### Exercise prompt
An exact copy of every entry is the required answer.

(Record excerpts Opens)

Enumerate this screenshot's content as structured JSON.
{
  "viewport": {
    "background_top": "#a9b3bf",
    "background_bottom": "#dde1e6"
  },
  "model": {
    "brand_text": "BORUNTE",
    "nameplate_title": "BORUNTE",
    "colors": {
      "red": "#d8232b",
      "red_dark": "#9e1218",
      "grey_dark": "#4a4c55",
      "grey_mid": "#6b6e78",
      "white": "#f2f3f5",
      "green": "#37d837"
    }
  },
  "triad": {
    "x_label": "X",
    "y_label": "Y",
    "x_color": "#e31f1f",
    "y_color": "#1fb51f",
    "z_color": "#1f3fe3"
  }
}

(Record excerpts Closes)

### Problem solution
Enumerate this screenshot's content as structured JSON.
{
  "viewport": {
    "background_top": "#a9b3bf",
    "background_bottom": "#dde1e6"
  },
  "model": {
    "brand_text": "BORUNTE",
    "nameplate_title": "BORUNTE",
    "colors": {
      "red": "#d8232b",
      "red_dark": "#9e1218",
      "grey_dark": "#4a4c55",
      "grey_mid": "#6b6e78",
      "white": "#f2f3f5",
      "green": "#37d837"
    }
  },
  "triad": {
    "x_label": "X",
    "y_label": "Y",
    "x_color": "#e31f1f",
    "y_color": "#1fb51f",
    "z_color": "#1f3fe3"
  }
}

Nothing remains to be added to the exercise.